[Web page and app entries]
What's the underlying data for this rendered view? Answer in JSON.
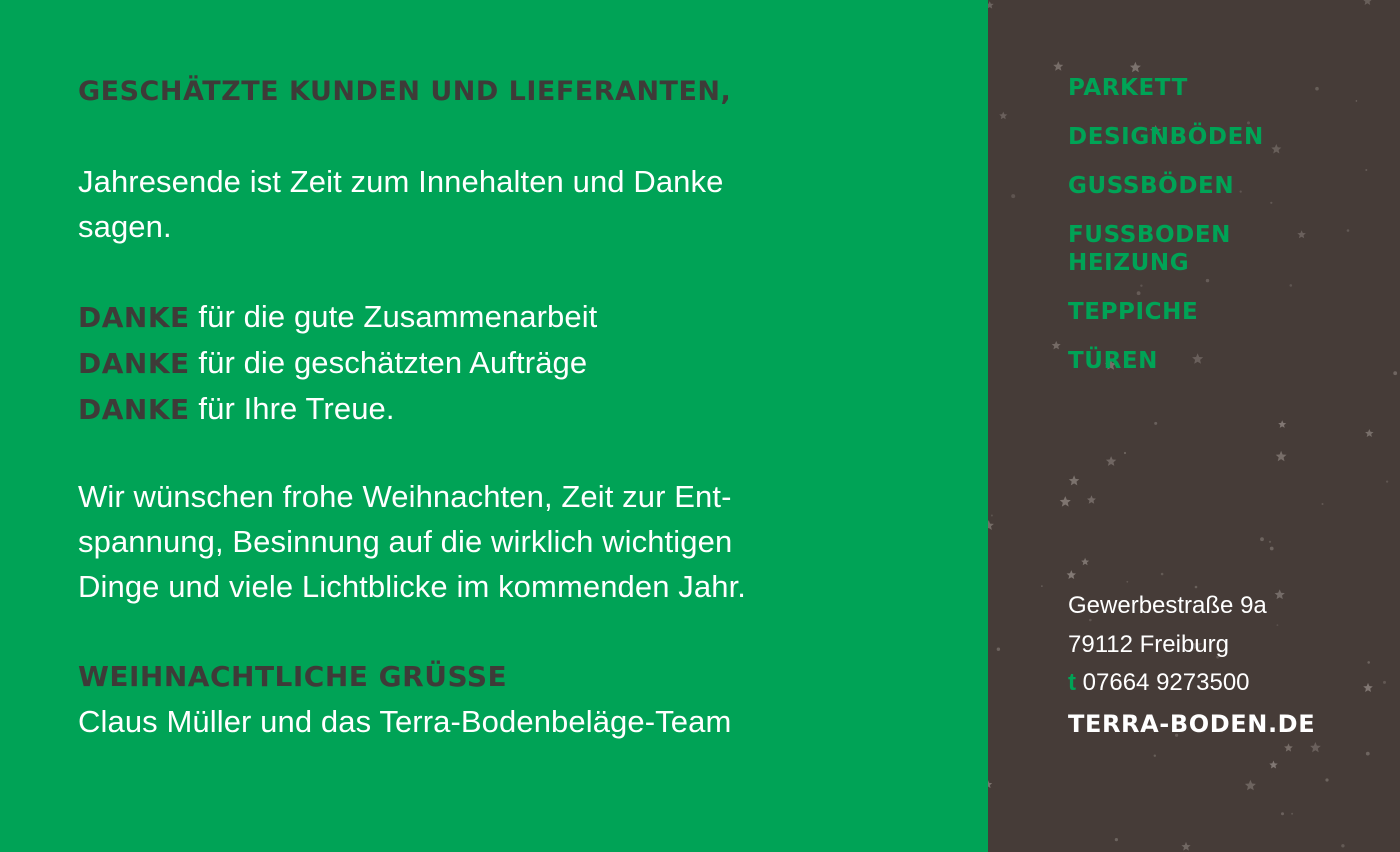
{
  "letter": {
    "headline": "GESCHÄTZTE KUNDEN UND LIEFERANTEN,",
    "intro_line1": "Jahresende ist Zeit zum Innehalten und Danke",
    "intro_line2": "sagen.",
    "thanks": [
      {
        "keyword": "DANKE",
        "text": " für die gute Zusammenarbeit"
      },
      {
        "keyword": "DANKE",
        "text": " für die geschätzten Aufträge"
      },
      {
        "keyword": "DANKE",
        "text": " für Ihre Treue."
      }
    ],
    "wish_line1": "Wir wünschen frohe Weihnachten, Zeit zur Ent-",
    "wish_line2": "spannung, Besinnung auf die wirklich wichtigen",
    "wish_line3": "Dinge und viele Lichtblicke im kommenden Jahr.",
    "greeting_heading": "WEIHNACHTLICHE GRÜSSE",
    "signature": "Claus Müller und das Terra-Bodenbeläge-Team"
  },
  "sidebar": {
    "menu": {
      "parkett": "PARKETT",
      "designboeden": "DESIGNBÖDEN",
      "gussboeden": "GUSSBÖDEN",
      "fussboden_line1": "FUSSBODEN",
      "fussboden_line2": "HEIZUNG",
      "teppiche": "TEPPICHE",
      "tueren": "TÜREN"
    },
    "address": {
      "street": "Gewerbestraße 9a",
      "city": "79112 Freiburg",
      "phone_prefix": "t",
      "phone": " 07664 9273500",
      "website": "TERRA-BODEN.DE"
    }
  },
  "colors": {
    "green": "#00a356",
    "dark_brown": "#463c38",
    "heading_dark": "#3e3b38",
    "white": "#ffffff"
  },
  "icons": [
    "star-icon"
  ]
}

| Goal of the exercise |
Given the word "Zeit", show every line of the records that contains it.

| Answer for this exercise |
    "intro_line1": "Jahresende ist Zeit zum Innehalten und Danke",
    "wish_line1": "Wir wünschen frohe Weihnachten, Zeit zur Ent-",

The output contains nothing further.